WASHINGTON — South Korea has agreed to increase payment to the United States for the costs of deploying forces on the Korean Peninsula in a move some analysts said is a precursor to future demands by Washington on other military allies.
The announcement was made Friday, less than a week after the Pentagon announced the end to tier one military exercises with South Korea. President Donald Trump had called those exercises a waste of money.
Pentagon officials did not disclose details of the new payments. The new cost-sharing arrangement — first reported by the Associated Press in Seoul — must be approved by the South Korean parliament but not Congress.
South Korean Foreign Minister Kang Kyung-wha and U.S. Ambassador to South Korea Harry Harris formally signed the agreement at the Foreign Ministry in Seoul, South Korea, on Friday.
There are about 28,500 U.S. troops in South Korea, the third most behind Germany and Japan. Trump has hinted the U.S. could withdraw some of that force if South Korea did not increase reimbursement.
The agreement comes as the White House continues to develop a plan to bill nations where U.S. troops are deployed — such as German and Japan — to pay the full costs of those deployments, along with a 50 percent surcharge.
According to the 2017 Pentagon’s Base Structure Report, the U.S. maintains a military presence in at least 79 countries, with installations in at least 45 countries. Those can range from major bases, such as those in Germany, Japan, South Korea, Italy and Great Britain, to smaller radar facilities and intelligence outposts.
An installation is described as: “A military base, camp, post, station, yard, center, homeport facility for any ship, or other activity under the jurisdiction of the Department of Defense, including leased space, that is controlled by, or primarily supports DoD’s activities. An installation may consist of one or more sites,” the report says.
Bloomberg News first reported elements of the plan. Bloomberg said the plan might be “toned down” and is one of several being considered. The idea sent “shock waves” through the departments of Defense and State, where officials fear the reactions of U.S. allies in Europe and Asia, Bloomberg reported.
Pentagon officials, speaking on background Friday, were chagrined at the idea of dunning allies as outlined in the plan. Former Defense Secretary James Mattis had to work to calm NATO allies who were upset at White House demands that European nations boost defense spending in the alliance accompanied by a threat of leaving the alliance.

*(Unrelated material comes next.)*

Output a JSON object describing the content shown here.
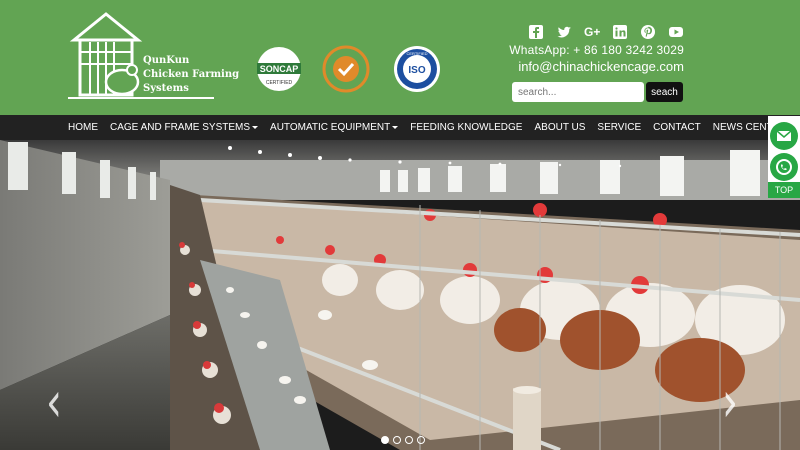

Many European allies remain skeptical of Trump’s commitment to military alliances, of which Mattis was a strong supporter. Acting Defense Secretary Patrick Shanahan attended the most recent NATO meeting of defense ministers and said allies are now reassured.
“We reviewed progress made on fulfilling the Wales Defense Investment Pledge. Our responsibility moving forward must be to translate these investments into real results,” Shanahan said to reporters at the NATO meeting in Brussels on Feb. 14. The Wales pledge refers to the the agreement reached that each NATO nation would spend at least 2 percent of their military budget on NATO.